What the task asks: Nothing but a number should be written: the count of lines below that contain "true".

Information given:
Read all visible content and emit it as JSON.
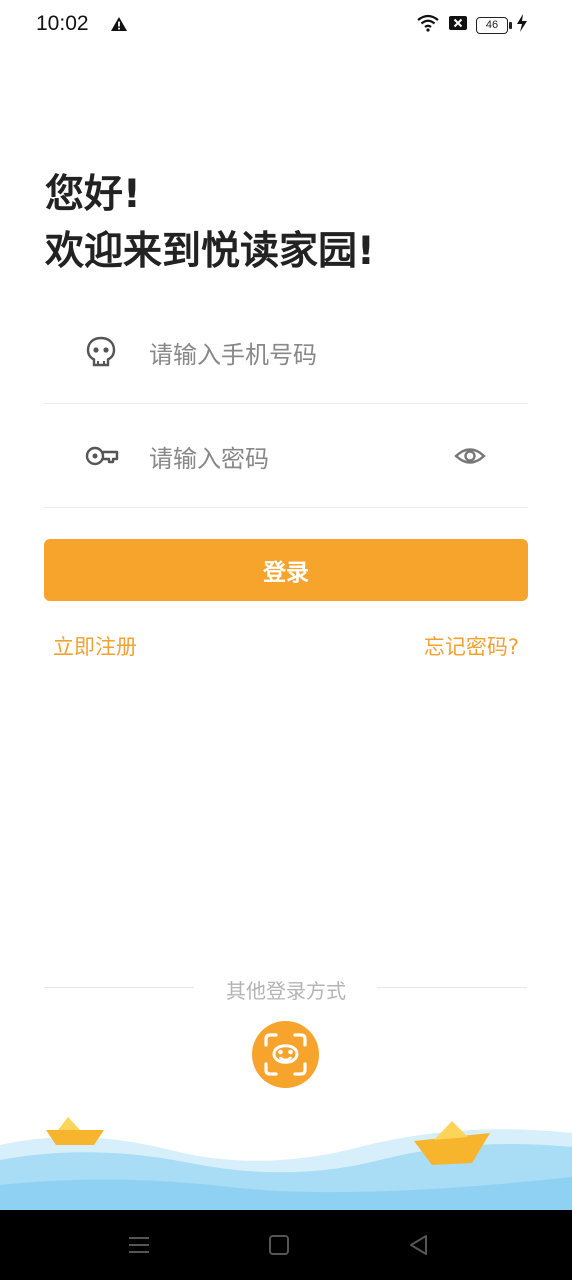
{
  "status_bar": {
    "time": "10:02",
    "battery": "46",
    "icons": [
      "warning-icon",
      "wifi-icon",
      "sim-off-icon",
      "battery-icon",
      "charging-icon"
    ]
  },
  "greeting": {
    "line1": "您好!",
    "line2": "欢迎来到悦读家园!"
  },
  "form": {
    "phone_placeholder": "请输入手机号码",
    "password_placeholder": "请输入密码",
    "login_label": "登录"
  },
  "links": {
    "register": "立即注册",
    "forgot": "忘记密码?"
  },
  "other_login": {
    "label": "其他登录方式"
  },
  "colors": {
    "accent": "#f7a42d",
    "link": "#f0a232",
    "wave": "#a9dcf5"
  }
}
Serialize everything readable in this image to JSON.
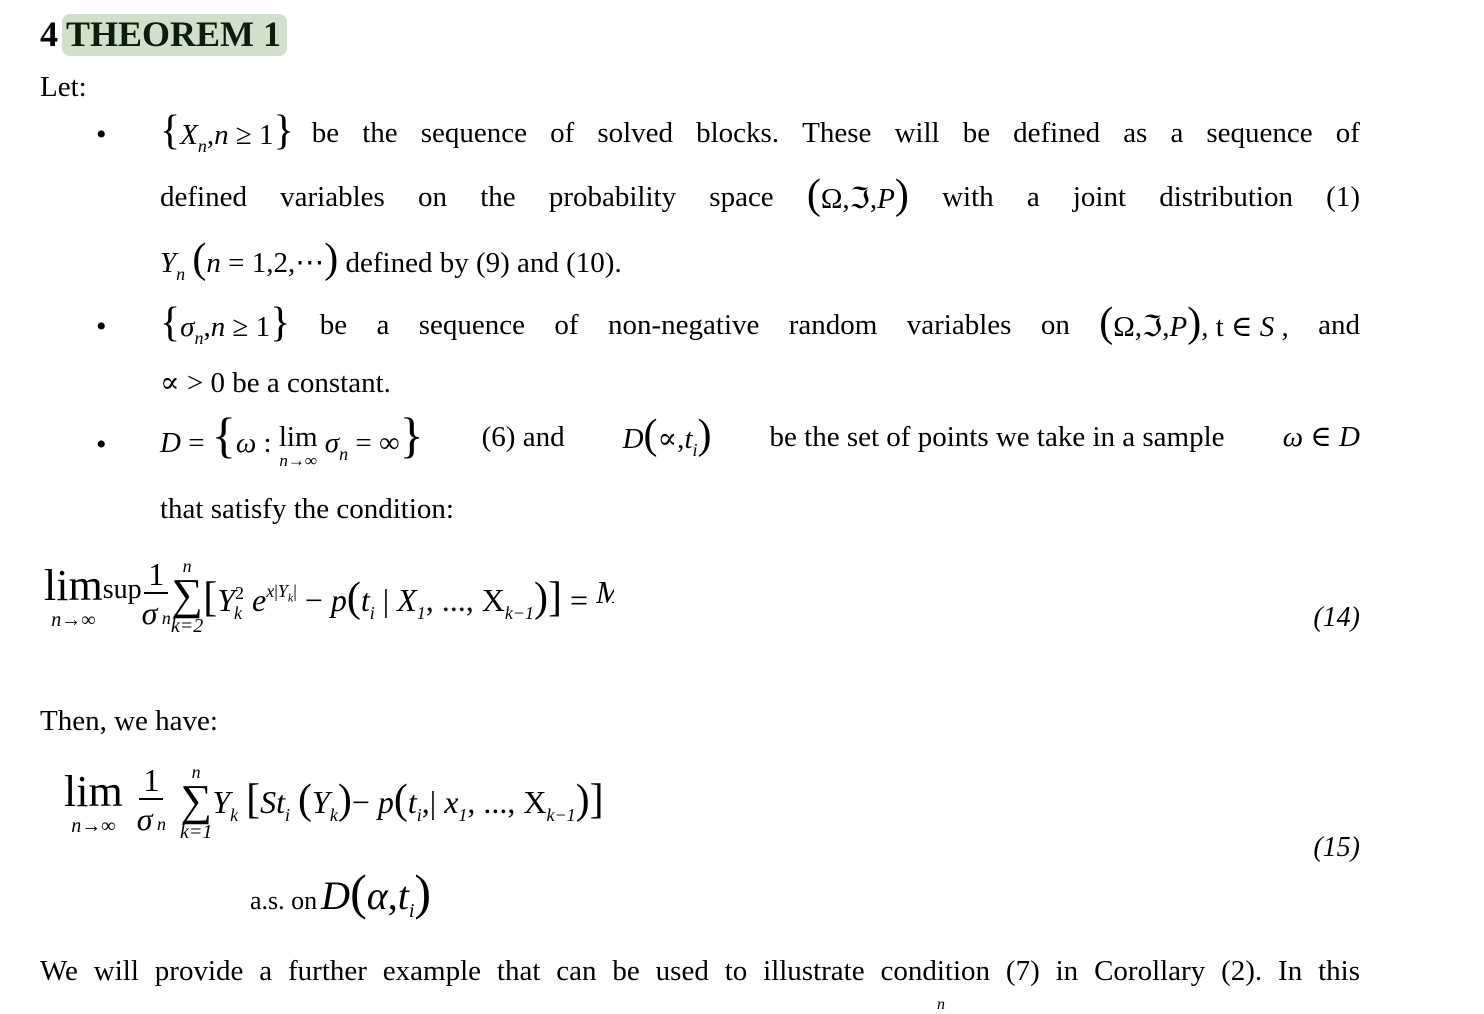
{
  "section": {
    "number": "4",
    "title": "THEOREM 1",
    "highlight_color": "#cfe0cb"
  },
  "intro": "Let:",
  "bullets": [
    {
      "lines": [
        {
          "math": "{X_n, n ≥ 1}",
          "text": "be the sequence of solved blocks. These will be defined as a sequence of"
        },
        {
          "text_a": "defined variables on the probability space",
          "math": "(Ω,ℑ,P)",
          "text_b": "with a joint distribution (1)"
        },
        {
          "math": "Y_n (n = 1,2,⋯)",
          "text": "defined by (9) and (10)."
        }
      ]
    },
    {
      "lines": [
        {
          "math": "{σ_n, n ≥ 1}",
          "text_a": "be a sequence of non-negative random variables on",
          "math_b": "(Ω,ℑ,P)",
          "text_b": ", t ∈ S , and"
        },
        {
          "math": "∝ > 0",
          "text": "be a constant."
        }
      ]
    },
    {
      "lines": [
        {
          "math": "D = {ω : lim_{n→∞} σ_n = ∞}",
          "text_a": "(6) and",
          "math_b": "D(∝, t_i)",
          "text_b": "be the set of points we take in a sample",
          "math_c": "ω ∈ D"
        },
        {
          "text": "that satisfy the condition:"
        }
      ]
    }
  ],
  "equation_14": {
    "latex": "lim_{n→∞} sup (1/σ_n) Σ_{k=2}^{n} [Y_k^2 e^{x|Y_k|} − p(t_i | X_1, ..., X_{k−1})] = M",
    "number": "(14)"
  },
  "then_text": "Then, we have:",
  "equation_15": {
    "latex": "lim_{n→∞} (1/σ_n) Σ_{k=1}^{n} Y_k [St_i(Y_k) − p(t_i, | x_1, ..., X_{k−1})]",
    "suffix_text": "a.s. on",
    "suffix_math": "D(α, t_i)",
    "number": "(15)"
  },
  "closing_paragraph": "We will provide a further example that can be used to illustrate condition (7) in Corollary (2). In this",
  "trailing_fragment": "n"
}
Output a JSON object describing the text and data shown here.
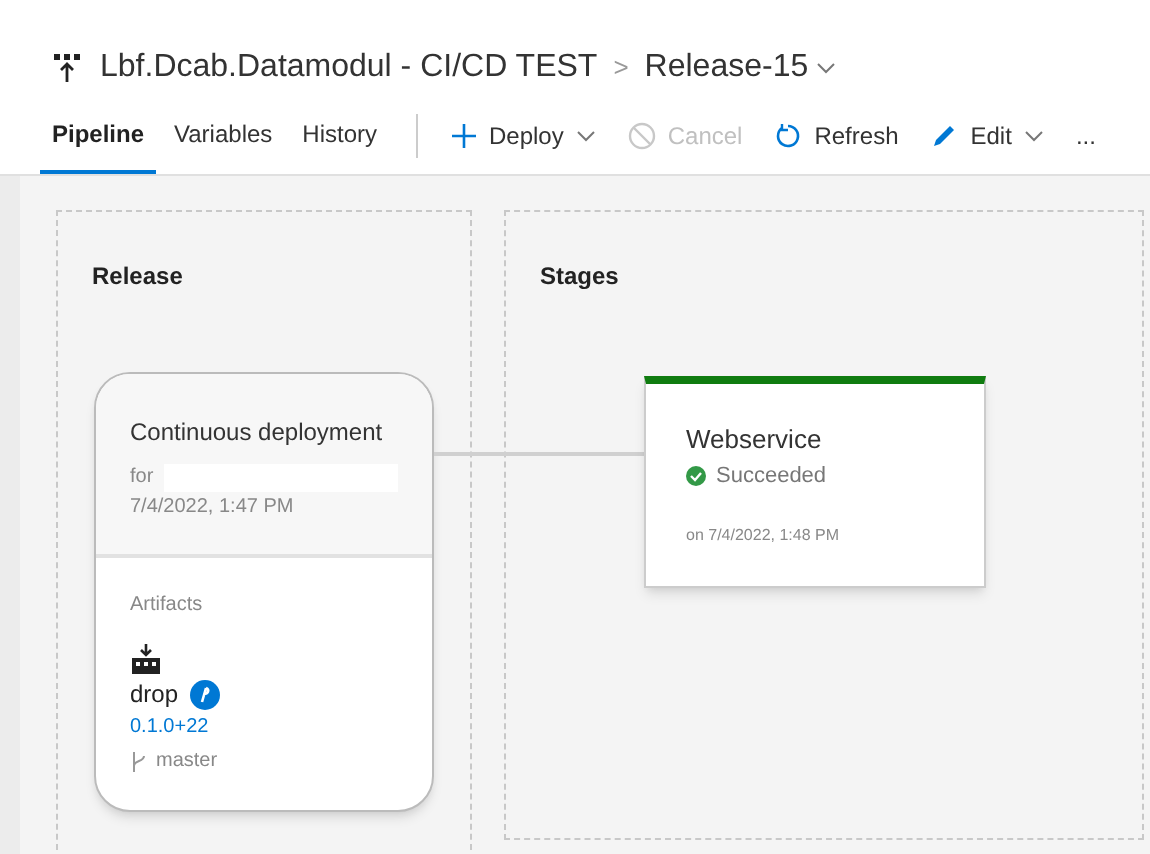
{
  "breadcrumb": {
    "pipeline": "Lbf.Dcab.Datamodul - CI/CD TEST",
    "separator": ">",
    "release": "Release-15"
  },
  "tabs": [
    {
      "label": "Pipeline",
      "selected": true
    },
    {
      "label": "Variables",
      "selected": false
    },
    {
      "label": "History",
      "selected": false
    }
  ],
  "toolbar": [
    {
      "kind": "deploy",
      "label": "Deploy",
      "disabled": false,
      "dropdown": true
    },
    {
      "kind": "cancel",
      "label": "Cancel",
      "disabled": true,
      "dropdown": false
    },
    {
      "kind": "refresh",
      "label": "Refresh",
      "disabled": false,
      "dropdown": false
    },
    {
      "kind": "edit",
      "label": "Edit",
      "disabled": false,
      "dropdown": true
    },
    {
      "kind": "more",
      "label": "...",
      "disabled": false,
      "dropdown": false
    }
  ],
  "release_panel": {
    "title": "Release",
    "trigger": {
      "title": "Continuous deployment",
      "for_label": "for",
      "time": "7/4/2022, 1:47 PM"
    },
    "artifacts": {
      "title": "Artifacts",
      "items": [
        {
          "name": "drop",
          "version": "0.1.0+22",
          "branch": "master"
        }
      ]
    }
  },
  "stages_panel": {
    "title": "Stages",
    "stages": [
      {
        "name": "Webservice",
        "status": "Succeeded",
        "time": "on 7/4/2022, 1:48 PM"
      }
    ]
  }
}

Response to this task: 4